Not all asset types will have the same effect from this coronavirus pandemic.

Hospitality - many hotels and short-term rentals will have a significant price reduction as occupancy is down over 95%.

Offices - as more people are forced to work from home, many companies will find this a temporary effort to reduce their overhead costs by reducing office space usage. This may also become a more permanent way of working for many companies.

Retail - with more restaurant and small business closures, we may see a surge in vacancy.

Apartments - class C buildings will be affected more as the tenant type is more susceptible to the effect of loss of income. Unfortunately, landlords still have to pay for maintenance, utilities and property tax to maintain the building. With such a heavy burden, landlords may decide to sell at a lower price if they do not have sufficient reserves to get through this period.

Industrial, warehouses, and storage - these asset types will have smaller impacts as manufacturing, storage, and larger facilities will become more popular in the coming days. 

1-4 residential units - this asset type will have less impact as mortgage deferment and larger down payments will discourage foreclosures. On the other hand, we may see more people seek bigger homes with anticipation of working from home more often.

Where are you investing?
Choosing the right market to invest is always important. Different markets will perform differently. Bay Area Real Estate will have less impact as the majority of the workforce is in the technology sector. Their down payment highly relies on the stock market, but once the stock market recovers, their ability to buy will return quickly. Other markets such as Las Vegas will be impacted more significantly where the recovery may take much longer than most.

As always, you should consult your trusted real estate advisor before making your real estate investment decision.

Source: https://www.forbes.com/sites/forbesspeakers/2020/04/27/hows-the-housing-market/#5b754a8c673c
How’s the Housing Market Amid Coronavirus Pandemic?
Post Written by Helen Chong
© 2020 Forbes Media LLC. All Rights Reserved.
Pineapple Salsa
  • Whole pineapple 
  • (to use as the bowl)
  • 1 cup diced pineapple
  • 1 cup diced bell peppers (any combination of red, orange, yellow or green peppers)
  • 1 cup diced Roma tomatoes
  • 1/3 cup chopped cilantro
  • 1/4 cup minced red onion
  • 4 tbsp lime juice (about 2 limes or use bottled lime juice)
  • 1/4 tsp black pepper
  • 1/8 tsp salt
  • Optional: 1 tbsp diced jalapenos


TIME: 15 Minutes

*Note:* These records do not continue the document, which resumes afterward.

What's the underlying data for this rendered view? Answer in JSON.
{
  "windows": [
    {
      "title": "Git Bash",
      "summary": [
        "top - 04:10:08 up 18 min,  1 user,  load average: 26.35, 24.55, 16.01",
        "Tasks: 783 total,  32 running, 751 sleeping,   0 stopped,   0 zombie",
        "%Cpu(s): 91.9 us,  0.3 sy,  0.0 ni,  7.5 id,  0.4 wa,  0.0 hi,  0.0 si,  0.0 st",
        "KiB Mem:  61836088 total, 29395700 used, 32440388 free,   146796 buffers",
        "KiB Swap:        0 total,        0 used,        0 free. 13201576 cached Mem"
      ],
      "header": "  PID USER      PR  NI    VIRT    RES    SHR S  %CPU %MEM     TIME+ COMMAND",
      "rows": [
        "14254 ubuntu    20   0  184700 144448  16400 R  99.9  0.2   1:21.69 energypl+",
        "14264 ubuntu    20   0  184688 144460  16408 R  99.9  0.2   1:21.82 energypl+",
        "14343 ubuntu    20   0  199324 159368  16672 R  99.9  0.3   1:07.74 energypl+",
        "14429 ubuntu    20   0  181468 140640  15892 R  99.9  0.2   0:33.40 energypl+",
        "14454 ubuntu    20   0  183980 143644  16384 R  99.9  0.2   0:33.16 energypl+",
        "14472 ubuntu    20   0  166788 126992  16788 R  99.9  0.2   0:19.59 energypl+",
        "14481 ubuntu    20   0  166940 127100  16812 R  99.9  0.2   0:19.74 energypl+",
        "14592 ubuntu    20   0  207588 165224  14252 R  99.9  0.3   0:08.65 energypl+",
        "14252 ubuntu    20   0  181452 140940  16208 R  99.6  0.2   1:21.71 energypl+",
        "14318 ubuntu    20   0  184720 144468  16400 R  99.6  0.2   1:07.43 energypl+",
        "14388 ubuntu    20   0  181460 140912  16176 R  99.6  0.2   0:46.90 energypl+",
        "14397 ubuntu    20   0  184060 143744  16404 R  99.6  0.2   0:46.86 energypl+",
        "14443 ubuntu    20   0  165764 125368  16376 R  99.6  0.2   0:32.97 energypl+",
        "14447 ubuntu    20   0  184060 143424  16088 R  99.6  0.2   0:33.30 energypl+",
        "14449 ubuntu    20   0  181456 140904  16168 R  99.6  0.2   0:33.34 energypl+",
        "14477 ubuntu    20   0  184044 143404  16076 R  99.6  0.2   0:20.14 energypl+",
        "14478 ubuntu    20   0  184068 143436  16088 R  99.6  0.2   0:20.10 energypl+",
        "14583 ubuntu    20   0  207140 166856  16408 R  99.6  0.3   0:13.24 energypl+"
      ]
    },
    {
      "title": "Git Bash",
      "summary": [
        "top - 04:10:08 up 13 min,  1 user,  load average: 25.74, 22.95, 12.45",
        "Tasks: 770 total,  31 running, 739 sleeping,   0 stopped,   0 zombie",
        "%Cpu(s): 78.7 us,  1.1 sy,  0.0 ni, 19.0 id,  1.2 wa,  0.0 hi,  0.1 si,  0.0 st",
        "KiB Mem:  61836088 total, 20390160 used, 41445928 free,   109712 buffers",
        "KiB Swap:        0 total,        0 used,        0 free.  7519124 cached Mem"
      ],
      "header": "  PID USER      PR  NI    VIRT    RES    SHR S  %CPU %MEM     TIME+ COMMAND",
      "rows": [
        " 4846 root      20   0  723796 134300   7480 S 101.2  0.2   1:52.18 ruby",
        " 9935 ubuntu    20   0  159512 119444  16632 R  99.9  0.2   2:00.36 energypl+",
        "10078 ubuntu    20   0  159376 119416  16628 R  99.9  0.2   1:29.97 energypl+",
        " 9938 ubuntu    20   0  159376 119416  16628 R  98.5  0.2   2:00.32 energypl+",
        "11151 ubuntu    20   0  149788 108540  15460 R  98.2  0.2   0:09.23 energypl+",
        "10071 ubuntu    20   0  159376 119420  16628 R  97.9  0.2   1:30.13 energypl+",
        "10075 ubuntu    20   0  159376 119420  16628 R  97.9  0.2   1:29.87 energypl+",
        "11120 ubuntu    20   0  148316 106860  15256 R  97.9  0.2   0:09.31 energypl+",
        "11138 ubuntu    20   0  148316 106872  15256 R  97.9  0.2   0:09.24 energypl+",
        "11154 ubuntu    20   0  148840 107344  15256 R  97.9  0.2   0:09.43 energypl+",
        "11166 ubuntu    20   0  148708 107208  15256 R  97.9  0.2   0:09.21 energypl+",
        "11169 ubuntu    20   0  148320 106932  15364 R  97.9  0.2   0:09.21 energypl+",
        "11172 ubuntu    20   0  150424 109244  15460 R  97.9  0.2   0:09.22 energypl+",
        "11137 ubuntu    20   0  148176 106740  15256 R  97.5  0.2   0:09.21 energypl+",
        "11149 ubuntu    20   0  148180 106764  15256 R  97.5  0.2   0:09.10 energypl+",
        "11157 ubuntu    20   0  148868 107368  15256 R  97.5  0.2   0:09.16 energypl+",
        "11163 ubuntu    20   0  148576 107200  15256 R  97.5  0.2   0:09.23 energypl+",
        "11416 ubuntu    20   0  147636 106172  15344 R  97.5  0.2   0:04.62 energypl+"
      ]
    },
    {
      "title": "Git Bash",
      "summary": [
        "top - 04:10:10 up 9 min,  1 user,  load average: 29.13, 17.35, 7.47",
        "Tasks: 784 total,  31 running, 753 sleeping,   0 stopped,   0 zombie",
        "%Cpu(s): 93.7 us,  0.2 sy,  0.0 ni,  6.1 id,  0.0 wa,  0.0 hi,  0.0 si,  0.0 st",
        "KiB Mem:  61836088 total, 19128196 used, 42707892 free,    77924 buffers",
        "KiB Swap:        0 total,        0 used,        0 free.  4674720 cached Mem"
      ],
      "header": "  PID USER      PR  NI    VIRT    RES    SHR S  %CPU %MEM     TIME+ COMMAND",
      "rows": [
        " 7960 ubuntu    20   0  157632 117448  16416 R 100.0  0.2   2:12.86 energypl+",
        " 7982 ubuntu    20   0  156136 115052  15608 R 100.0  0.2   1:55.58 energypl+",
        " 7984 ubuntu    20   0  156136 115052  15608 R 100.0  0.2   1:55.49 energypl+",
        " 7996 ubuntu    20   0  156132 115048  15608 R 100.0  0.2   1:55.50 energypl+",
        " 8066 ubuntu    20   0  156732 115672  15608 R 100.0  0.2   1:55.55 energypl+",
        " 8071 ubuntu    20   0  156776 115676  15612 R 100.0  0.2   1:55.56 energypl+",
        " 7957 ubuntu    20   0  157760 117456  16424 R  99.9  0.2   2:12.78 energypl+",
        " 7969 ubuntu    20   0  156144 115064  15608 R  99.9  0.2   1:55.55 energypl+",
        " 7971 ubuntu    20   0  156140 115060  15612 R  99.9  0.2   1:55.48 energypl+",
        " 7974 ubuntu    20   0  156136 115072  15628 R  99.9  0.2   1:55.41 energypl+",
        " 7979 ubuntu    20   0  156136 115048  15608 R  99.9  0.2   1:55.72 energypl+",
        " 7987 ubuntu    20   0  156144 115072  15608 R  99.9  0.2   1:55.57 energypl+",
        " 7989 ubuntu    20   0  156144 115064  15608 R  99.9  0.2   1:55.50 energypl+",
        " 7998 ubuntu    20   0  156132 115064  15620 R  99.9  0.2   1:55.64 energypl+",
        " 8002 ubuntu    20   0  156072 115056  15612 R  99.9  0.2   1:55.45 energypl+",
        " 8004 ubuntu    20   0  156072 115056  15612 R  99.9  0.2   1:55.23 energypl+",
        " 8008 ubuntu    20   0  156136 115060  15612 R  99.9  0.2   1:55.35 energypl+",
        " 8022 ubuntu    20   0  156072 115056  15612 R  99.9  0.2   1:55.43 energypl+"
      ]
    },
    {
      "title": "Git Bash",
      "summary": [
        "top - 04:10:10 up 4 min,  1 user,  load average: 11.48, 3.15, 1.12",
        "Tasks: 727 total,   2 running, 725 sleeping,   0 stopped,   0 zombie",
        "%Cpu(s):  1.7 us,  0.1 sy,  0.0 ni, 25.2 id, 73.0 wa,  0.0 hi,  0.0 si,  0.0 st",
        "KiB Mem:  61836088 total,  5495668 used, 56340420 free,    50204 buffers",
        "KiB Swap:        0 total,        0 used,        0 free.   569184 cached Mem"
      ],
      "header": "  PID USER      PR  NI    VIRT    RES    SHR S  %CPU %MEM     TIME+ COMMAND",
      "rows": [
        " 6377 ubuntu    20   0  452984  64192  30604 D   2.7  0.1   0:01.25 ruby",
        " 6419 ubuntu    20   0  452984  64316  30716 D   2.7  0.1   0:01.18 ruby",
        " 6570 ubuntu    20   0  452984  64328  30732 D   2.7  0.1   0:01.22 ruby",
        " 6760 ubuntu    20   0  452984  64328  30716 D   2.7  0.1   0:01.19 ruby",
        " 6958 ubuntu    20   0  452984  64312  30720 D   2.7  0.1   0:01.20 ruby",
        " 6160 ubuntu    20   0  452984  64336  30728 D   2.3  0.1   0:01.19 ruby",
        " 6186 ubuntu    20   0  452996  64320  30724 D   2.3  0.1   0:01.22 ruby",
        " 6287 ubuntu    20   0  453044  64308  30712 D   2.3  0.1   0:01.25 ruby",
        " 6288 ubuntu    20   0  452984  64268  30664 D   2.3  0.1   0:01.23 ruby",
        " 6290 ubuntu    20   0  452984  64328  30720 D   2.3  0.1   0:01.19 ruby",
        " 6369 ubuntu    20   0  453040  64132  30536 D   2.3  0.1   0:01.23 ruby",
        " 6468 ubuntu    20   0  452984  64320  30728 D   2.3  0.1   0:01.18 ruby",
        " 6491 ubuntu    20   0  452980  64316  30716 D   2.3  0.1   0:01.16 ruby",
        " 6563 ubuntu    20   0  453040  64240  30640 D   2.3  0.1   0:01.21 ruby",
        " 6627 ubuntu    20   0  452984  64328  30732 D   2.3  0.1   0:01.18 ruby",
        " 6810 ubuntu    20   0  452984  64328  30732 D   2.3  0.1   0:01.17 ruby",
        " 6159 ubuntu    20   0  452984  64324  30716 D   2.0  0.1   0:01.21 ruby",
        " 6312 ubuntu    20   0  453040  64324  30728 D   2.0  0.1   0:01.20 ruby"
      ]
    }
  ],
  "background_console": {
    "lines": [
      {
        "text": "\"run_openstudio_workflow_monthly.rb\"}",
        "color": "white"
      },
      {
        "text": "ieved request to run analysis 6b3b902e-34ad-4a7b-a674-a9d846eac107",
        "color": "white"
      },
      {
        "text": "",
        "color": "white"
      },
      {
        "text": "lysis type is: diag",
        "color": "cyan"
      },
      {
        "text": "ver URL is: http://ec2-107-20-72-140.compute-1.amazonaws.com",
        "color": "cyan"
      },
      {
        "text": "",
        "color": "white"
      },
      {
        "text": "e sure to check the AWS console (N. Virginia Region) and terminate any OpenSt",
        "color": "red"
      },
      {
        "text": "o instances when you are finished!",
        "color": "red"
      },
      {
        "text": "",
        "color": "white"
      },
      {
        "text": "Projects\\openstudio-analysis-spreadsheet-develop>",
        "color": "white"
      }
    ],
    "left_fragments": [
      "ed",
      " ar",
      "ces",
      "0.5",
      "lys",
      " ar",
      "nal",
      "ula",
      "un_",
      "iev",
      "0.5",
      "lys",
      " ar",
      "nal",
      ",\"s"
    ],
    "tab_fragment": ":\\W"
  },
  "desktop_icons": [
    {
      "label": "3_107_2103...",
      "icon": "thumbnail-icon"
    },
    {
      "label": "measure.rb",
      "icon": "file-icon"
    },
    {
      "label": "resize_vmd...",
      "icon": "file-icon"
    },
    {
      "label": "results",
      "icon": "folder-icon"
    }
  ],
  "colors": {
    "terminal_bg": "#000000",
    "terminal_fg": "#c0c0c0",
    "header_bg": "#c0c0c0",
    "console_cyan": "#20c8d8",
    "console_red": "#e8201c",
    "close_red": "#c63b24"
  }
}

  1. To make the pineapple bowl, cut about 1/3 of the pineapple off, leaving the stem attached to the larger piece of the pineapple. Make a cut around the outer edge of the pineapple fruit and make cuts across the middle too. Use a metal spoon to loosen and scoop out the pineapple chunks. 
  2. Pour the extra juice out of the pineapple bowl so that it is empty.
  3. Dice enough of the pineapple chunks to make one cup of diced pineapple to be used for the salsa and save the rest for another use.
  4. In a small bowl, mix together diced pineapple, diced tomatoes, diced peppers, minced onions, chopped cilantro, lime juice, salt, and pepper.
  5. Transfer the salsa to the pineapple bowl for serving.
Sources: https://www.thegunnysack.com/pineapple-salsa-recipe/; Produceforkids.com
Scroll down past picture for answers.
Source: http://www.printmysudoku.com
Householder Group Estate and Retirement Specialists LLC. advisors are Registered Representatives with and securities offered through LPL Financial, Member FINRA/SIPC. Investment advice offered through Householder Group Estate and Retirement Specialists LLC., a Registered Investment Advisor and separate entity from LPL Financial.